The present study investigates taxpayers' economic incentives to comply under conditions of uncertainty induced by tax law complexity and audit outcome uncertainty. In particular, previous research is extended by modeling an environment in which taxpayers have uncertainty about their tax liability and by simultaneously considering different tax rate structures and risk-taking attitudes. The major theoretical finding is that greater tax liability uncertainty creates incentives for taxpayers to increase reported income under certain conditions, but to decrease reported income under other conditions. For ranges of parameter conditions that commonly occur in the United States, however, we show that, unless taxpayers are highly risk-averse, an increase in income uncertainty is much more likely to lead to a reduction in reported income. Taxpayers' incentives to obtain tax advisory services as a means of reducing uncertainty also are investigated and shown to depend upon the audit probability, the penalty rate, and the tax rate. We find that increasing the audit probability will not necessarily increase taxpayers' incentives to purchase advisory services. Another finding is that the effects of tax rate changes depend upon taxpayers' risk-taking attitudes and can either increase or have no effect upon reported income. Furthermore, we find that taxpayers' reporting decisions under a progressive rate structure are the same as under a proportionate rate structure.
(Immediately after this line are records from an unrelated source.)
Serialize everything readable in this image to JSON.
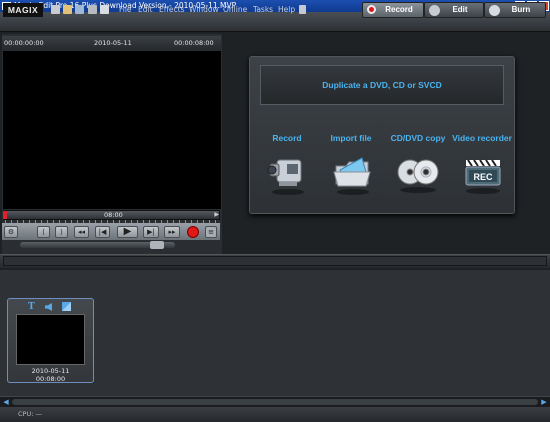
{
  "window": {
    "title": "Movie Edit Pro 16 Plus Download Version - 2010-05-11.MVP",
    "minimize": "_",
    "maximize": "□",
    "close": "✕"
  },
  "menubar": {
    "logo": "MAGIX",
    "toolbar_icons": [
      "new-file-icon",
      "open-folder-icon",
      "save-icon",
      "cut-icon",
      "pointer-icon"
    ],
    "items": [
      "File",
      "Edit",
      "Effects",
      "Window",
      "Online",
      "Tasks",
      "Help"
    ],
    "help_icon": "help-icon"
  },
  "modes": {
    "record": "Record",
    "edit": "Edit",
    "burn": "Burn"
  },
  "player": {
    "time_start": "00:00:00:00",
    "date": "2010-05-11",
    "time_end": "00:00:08:00",
    "scrub_label": "08:00",
    "controls": [
      "prev-marker-icon",
      "next-marker-icon",
      "rewind-icon",
      "skip-start-icon",
      "play-icon",
      "skip-end-icon",
      "fast-forward-icon",
      "record-icon",
      "stop-icon"
    ]
  },
  "import_panel": {
    "duplicate": "Duplicate a DVD, CD or SVCD",
    "options": [
      {
        "label": "Record",
        "icon": "camcorder-icon"
      },
      {
        "label": "Import file",
        "icon": "folder-icon"
      },
      {
        "label": "CD/DVD copy",
        "icon": "discs-icon"
      },
      {
        "label": "Video recorder",
        "icon": "rec-clapper-icon"
      }
    ],
    "rec_text": "REC"
  },
  "clip": {
    "date": "2010-05-11",
    "duration": "00:08:00",
    "tools": [
      "title-icon",
      "audio-icon",
      "effects-icon"
    ],
    "title_glyph": "T"
  },
  "statusbar": {
    "cpu": "CPU: —"
  },
  "colors": {
    "accent_blue": "#4ab3f0",
    "record_red": "#e01818"
  }
}
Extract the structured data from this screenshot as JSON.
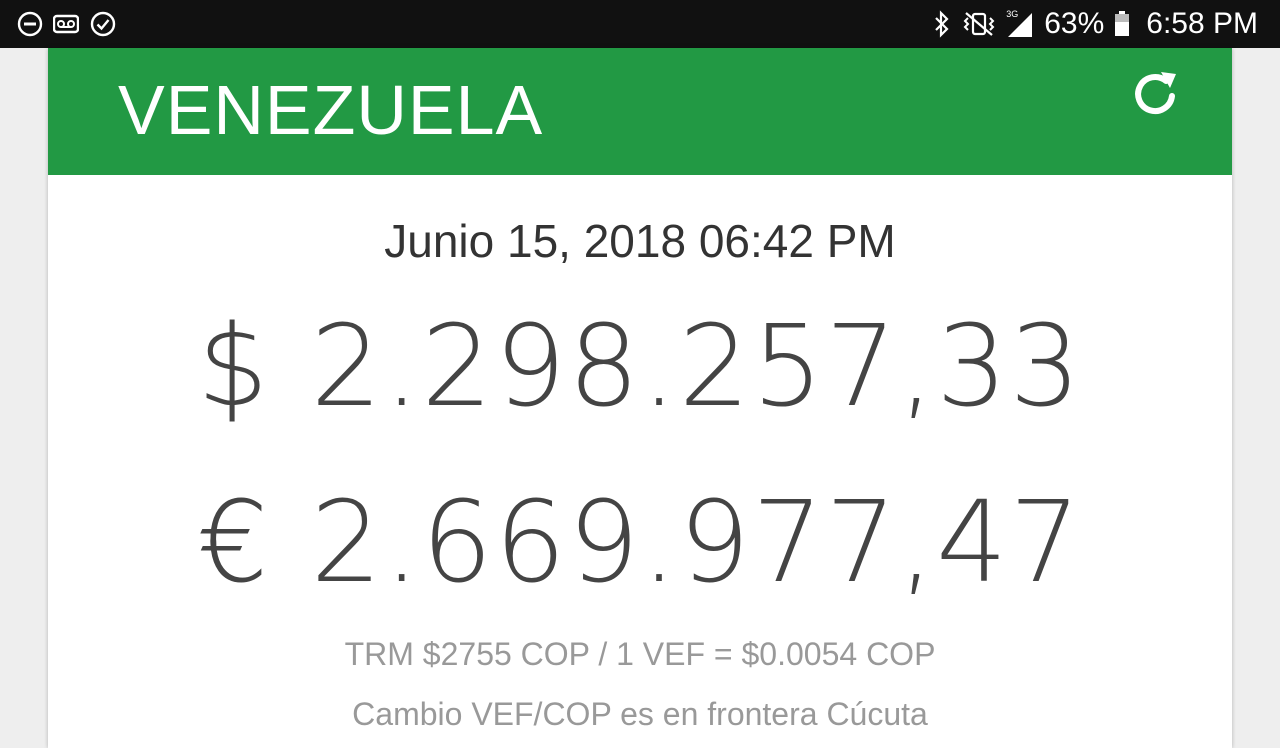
{
  "status_bar": {
    "left_icons": [
      "do-not-disturb-icon",
      "voicemail-icon",
      "check-circle-icon"
    ],
    "right_icons": [
      "bluetooth-icon",
      "vibrate-icon",
      "signal-3g-icon",
      "battery-icon"
    ],
    "network_label": "3G",
    "battery_percent": "63%",
    "time": "6:58 PM"
  },
  "header": {
    "country": "VENEZUELA",
    "refresh_icon": "refresh-icon",
    "background_color": "#229944"
  },
  "main": {
    "date": "Junio 15, 2018 06:42 PM",
    "usd": {
      "symbol": "$",
      "value": "2.298.257,33"
    },
    "eur": {
      "symbol": "€",
      "value": "2.669.977,47"
    },
    "trm_note": "TRM $2755 COP / 1 VEF = $0.0054 COP",
    "border_note": "Cambio VEF/COP es en frontera Cúcuta"
  }
}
Several policy implications of our analysis for taxpayer compliance and experimental studies are identified.
ASJC Scopus subject areas
- Sociology and Political Science